Two summers later, we went to Duluth for a weekend, visiting one of my friends from college. When we were 20, we spent a weekend in Lancaster at her University, took a night road trip to Wales and ran straight out the car and into the Irish Sea, visited one of Charlotte’s friends in Liverpool and Formby, and spent a weekend away in Edinburgh, Scotland.
On our first night in Scotland, after spending the day exploring Calton Hill and the Edinburgh Castle, we walked around after dinner looking for a place to buy a drink on a Wednesday night. We walked nearly around the whole of Edinburgh, our calves aching, before we found a hotel lobby with an open bar. We ordered a drink and sat near the window where my mind wandered about how lucky I was to be seeing different parts of the world. This trip wouldn’t have been the same, or even possible, without Charlotte.
“You’re like a sister to me,” I said between sips of a bubbly Schweppes drink we had both settled on.
“I feel the same,” Charlotte said. “You’re my favorite American.”
“I hate that I only get to see you once a year,” I said.
I left for home at the end of that trip the same way I had on my first visit: crying and with a long hug.
The following autumn I studied abroad in London for the semester; it was the closest I’d ever lived to Charlotte, yet I was still a four hour train ride away. When I got my UK number, the first person I called was her, sitting in my temporary flat’s living room. We had plenty planned during my time abroad. She’d be in London for a weekend during a teacher’s conference for school and I’d be visiting her in Lancaster for a weekend later in the year.
We organized a trip to Rome right after finals, the week before Christmas. I saw the Vatican, Colosseum, Trevi Fountain, and Spanish Steps for the first time, all with Charlotte. We flew back to Bolton to stay with her grandparents on Christmas Eve, settling in for two more weeks before I’d fly back to Minnesota.
On Christmas morning we awoke filled with childlike enthusiasm. Instead of skyping on Christmas like we had done for years previous, we were together. I joined in on their family tradition that day, opening exchanged gifts and devouring an English Christmas dinner—with liver pate and a baked ham—with her mum, sister, and grandparents.

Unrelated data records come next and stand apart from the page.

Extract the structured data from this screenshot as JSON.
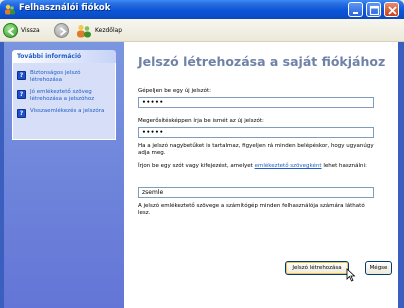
{
  "window": {
    "title": "Felhasználói fiókok",
    "colors": {
      "titlebar": "#0a55d8",
      "sidebar": "#6375d6",
      "accent": "#215dc6",
      "title_text": "#6f82a8"
    }
  },
  "toolbar": {
    "back_label": "Vissza",
    "home_label": "Kezdőlap"
  },
  "sidebar": {
    "header": "További információ",
    "items": [
      {
        "icon": "help-icon",
        "label": "Biztonságos jelszó létrehozása"
      },
      {
        "icon": "help-icon",
        "label": "Jó emlékeztető szöveg létrehozása a jelszóhoz"
      },
      {
        "icon": "help-icon",
        "label": "Visszaemlékezés a jelszóra"
      }
    ]
  },
  "main": {
    "title": "Jelszó létrehozása a saját fiókjához",
    "password_label": "Gépeljen be egy új jelszót:",
    "password_value": "•••••",
    "confirm_label": "Megerősítésképpen írja be ismét az új jelszót:",
    "confirm_value": "•••••",
    "case_note": "Ha a jelszó nagybetűket is tartalmaz, figyeljen rá minden belépéskor, hogy ugyanúgy adja meg.",
    "hint_prompt_before": "Írjon be egy szót vagy kifejezést, amelyet ",
    "hint_prompt_link": "emlékeztető szövegként",
    "hint_prompt_after": " lehet használni:",
    "hint_value": "zsemle",
    "visibility_note": "A jelszó emlékeztető szövege a számítógép minden felhasználója számára látható lesz.",
    "create_button": "Jelszó létrehozása",
    "cancel_button": "Mégse"
  }
}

“I’m really glad you could be here,” Charlotte said while we sat on the couch watching the Queen’s Christmas Message. She had a glass of wine in one hand and a paper crown on her head—the result of a recently popped Christmas cracker.
“I am too, Char,” I said, setting my glass of wine down and squeezing her hand.
“Do you remember our first Christmas Skype?” she asked.
“Yeah, it was the first time I used my webcam, and we had to call each other on the phone because your mic wasn’t working.”
“Right,” she said with a laugh. “This is so much better than that.”
It was my first Christmas away from my family in Minnesota, but I couldn’t feel more at home. With my pseudo-sister next to me and my English family around me, it felt like Christmas ought to. Charlotte and I would be graduating soon and hopefully getting jobs. We knew things were going to change, annual trips would get more difficult with busier schedules, but in that moment on Christmas, I realized how lucky I was. Forget distance, forget means of communication, forget cultural differences, Charlotte was my sister—not by blood but by experience. And that wouldn’t have been possible without $1.95 and a stamp.
Kelcie McKenney is a writer, editor, and artist who is passionate about feminism. She currently works as Digital Editor at The Pitch , where she writes and edits for Kansas City’s alternative magazine. You can find Kelcie watching internet cat videos, eating brunch, taking photos, and reading mystery novels.